At the time, Hergé was busy producing the twenty-second Tintin story, “Flight 714”, and with no extra time on his hands he sent his assistant Bob De Moor to Britain in October 1961 to undertake research into contemporary British society and culture. For De Moor it was a dream trip, which he would later talk about – completed with funny events (true and false) that happened along the voyage – to friends. He was a true story-teller after all.
While in England, De Moor sought out various contemporary uniforms to use as a basis for more accurate illustrations. A police constabulary for instance lent him a police uniform, but when he asked British Rail if he could borrow one of their uniforms, their staff were suspicious and refused.
Bob De Moor, Roger Leloup and Jacques Martin would work on the new version from 1961 till 1965. Leloup for instance would redraw the multiple aircrafts and Jacques Martin the cars featured throughout the story. Noticeable in the updated version was that the old steam railways had been replaced by electrified alternatives. Adverts for the genuine Johnnie Walker whisky were replaced by adverts for the fictional alternative, Loch Lomond whisky, while a Sussex County Council signpost was added to page 11. Various English towns and villages were renamed, with Puddlecombe becoming Littlegate, and Eastbury becoming Eastdown, while Scottish pub Ye Dolphin was renamed The Kiltoch Arms. The police were no longer depicted as carrying guns. Note that the journalists Christopher Willoughby-Drupe and Marco Rizotto, who had first appeared in “The Castafiore Emerald” (1963), were retroactively added into the background of one scene.

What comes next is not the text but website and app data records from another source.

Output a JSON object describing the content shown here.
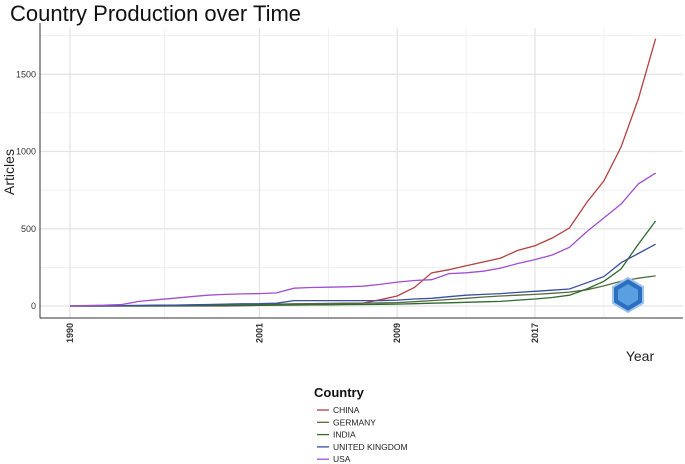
{
  "chart_data": {
    "type": "line",
    "title": "Country Production over Time",
    "xlabel": "Year",
    "ylabel": "Articles",
    "xlim": [
      1990,
      2024
    ],
    "ylim": [
      0,
      1750
    ],
    "x_ticks": [
      1990,
      2001,
      2009,
      2017
    ],
    "y_ticks": [
      0,
      500,
      1000,
      1500
    ],
    "grid": true,
    "legend": {
      "title": "Country",
      "placement": "bottom"
    },
    "x": [
      1990,
      1991,
      1992,
      1993,
      1994,
      1995,
      1996,
      1997,
      1998,
      1999,
      2000,
      2001,
      2002,
      2003,
      2004,
      2005,
      2006,
      2007,
      2008,
      2009,
      2010,
      2011,
      2012,
      2013,
      2014,
      2015,
      2016,
      2017,
      2018,
      2019,
      2020,
      2021,
      2022,
      2023,
      2024
    ],
    "series": [
      {
        "name": "CHINA",
        "color": "#b5403f",
        "values": [
          0,
          0,
          0,
          0,
          0,
          0,
          0,
          0,
          0,
          0,
          2,
          5,
          8,
          10,
          12,
          15,
          15,
          18,
          40,
          65,
          120,
          215,
          235,
          260,
          285,
          310,
          360,
          390,
          440,
          505,
          670,
          810,
          1030,
          1340,
          1730
        ]
      },
      {
        "name": "GERMANY",
        "color": "#556b3f",
        "values": [
          0,
          0,
          0,
          1,
          2,
          3,
          4,
          5,
          6,
          7,
          8,
          10,
          12,
          14,
          15,
          17,
          18,
          19,
          20,
          22,
          28,
          35,
          42,
          50,
          58,
          65,
          70,
          75,
          82,
          90,
          105,
          130,
          160,
          180,
          195
        ]
      },
      {
        "name": "INDIA",
        "color": "#2f6b2f",
        "values": [
          0,
          0,
          0,
          0,
          0,
          0,
          1,
          1,
          2,
          2,
          3,
          4,
          5,
          6,
          7,
          8,
          9,
          10,
          11,
          12,
          15,
          18,
          21,
          24,
          27,
          30,
          38,
          45,
          55,
          70,
          110,
          160,
          240,
          400,
          550
        ]
      },
      {
        "name": "UNITED KINGDOM",
        "color": "#3a4fa0",
        "values": [
          0,
          1,
          2,
          3,
          4,
          5,
          6,
          8,
          10,
          12,
          14,
          15,
          18,
          35,
          35,
          35,
          35,
          35,
          35,
          38,
          45,
          50,
          60,
          70,
          75,
          80,
          88,
          95,
          102,
          110,
          150,
          190,
          280,
          340,
          400
        ]
      },
      {
        "name": "USA",
        "color": "#a04fd0",
        "values": [
          0,
          3,
          5,
          10,
          30,
          40,
          50,
          60,
          70,
          75,
          78,
          80,
          85,
          115,
          120,
          122,
          124,
          128,
          140,
          155,
          165,
          170,
          210,
          215,
          225,
          245,
          275,
          300,
          330,
          380,
          480,
          570,
          660,
          790,
          860
        ]
      }
    ]
  }
}
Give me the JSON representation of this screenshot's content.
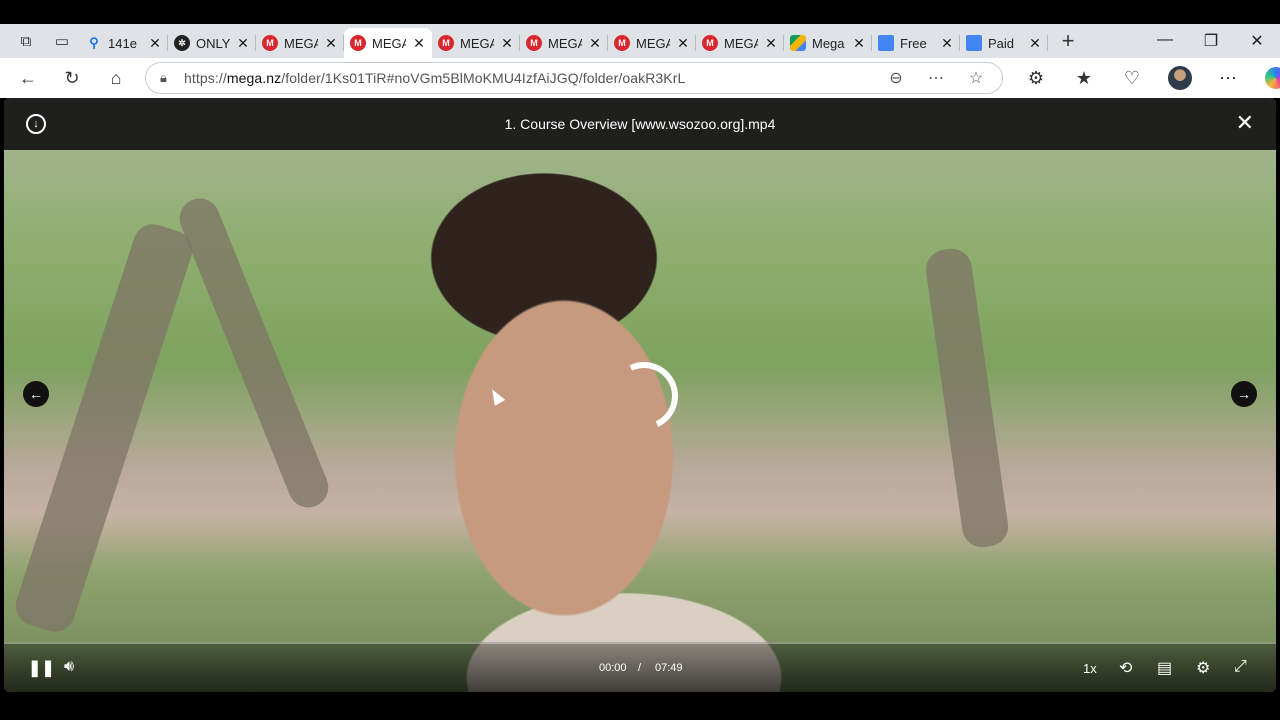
{
  "tabs": [
    {
      "title": "141e",
      "favicon": "search",
      "active": false
    },
    {
      "title": "ONLY",
      "favicon": "only",
      "active": false
    },
    {
      "title": "MEGA",
      "favicon": "mega",
      "active": false
    },
    {
      "title": "MEGA",
      "favicon": "mega",
      "active": true
    },
    {
      "title": "MEGA",
      "favicon": "mega",
      "active": false
    },
    {
      "title": "MEGA",
      "favicon": "mega",
      "active": false
    },
    {
      "title": "MEGA",
      "favicon": "mega",
      "active": false
    },
    {
      "title": "MEGA",
      "favicon": "mega",
      "active": false
    },
    {
      "title": "Mega",
      "favicon": "drive",
      "active": false
    },
    {
      "title": "Free",
      "favicon": "doc",
      "active": false
    },
    {
      "title": "Paid",
      "favicon": "doc",
      "active": false
    }
  ],
  "address": {
    "prefix": "https://",
    "domain": "mega.nz",
    "path": "/folder/1Ks01TiR#noVGm5BlMoKMU4IzfAiJGQ/folder/oakR3KrL"
  },
  "viewer": {
    "title": "1. Course Overview [www.wsozoo.org].mp4",
    "current_time": "00:00",
    "separator": "/",
    "duration": "07:49",
    "speed": "1x",
    "progress": 0
  },
  "colors": {
    "mega_red": "#d9272e",
    "viewer_header": "#141414"
  }
}
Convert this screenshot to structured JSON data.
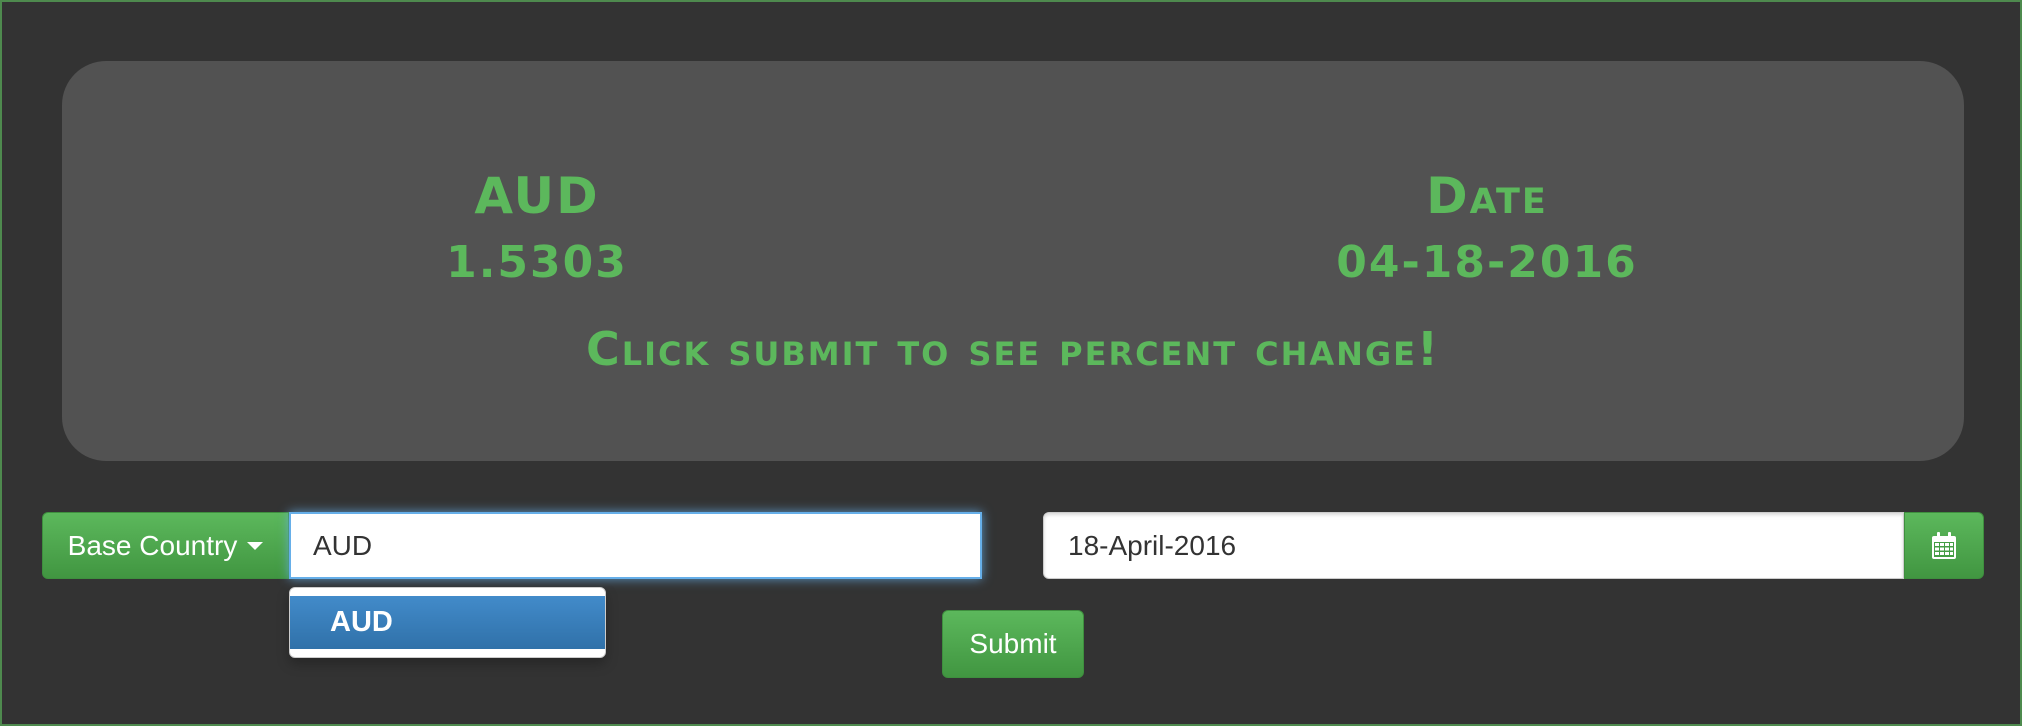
{
  "display": {
    "currency_label": "AUD",
    "currency_value": "1.5303",
    "date_label": "Date",
    "date_value": "04-18-2016",
    "prompt": "Click submit to see percent change!"
  },
  "form": {
    "base_country_label": "Base Country",
    "currency_input_value": "AUD",
    "date_input_value": "18-April-2016",
    "submit_label": "Submit",
    "calendar_icon": "calendar-icon"
  },
  "dropdown": {
    "items": [
      "AUD"
    ]
  },
  "colors": {
    "background": "#333333",
    "panel": "#525252",
    "accent_green": "#5cb85c",
    "highlight_blue": "#3071a9"
  }
}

At the same time Jacques Martin and Bob de Moor had also started on a new Jo et Zette album, “La Main Noire“. But they had to abandon the project because the work on “The Black Island” took too much work.
While being on holiday on Sardinia, Italy in June 1965, Hergé received 8 projects for the cover of the new edition. These were created by Bob De Moor and can all be seen on the left.
The new version would be serialized in Tintin magazine from May 1965, before Casterman published it in a collected volume in 1966.
A large format album depicting all 3 versions, “Dossier Tintin – L’île noire”, was published in 2009 and if you didn’t pick it up then, you can still buy it via Amazon France.
A recommended, yet pricy purchase!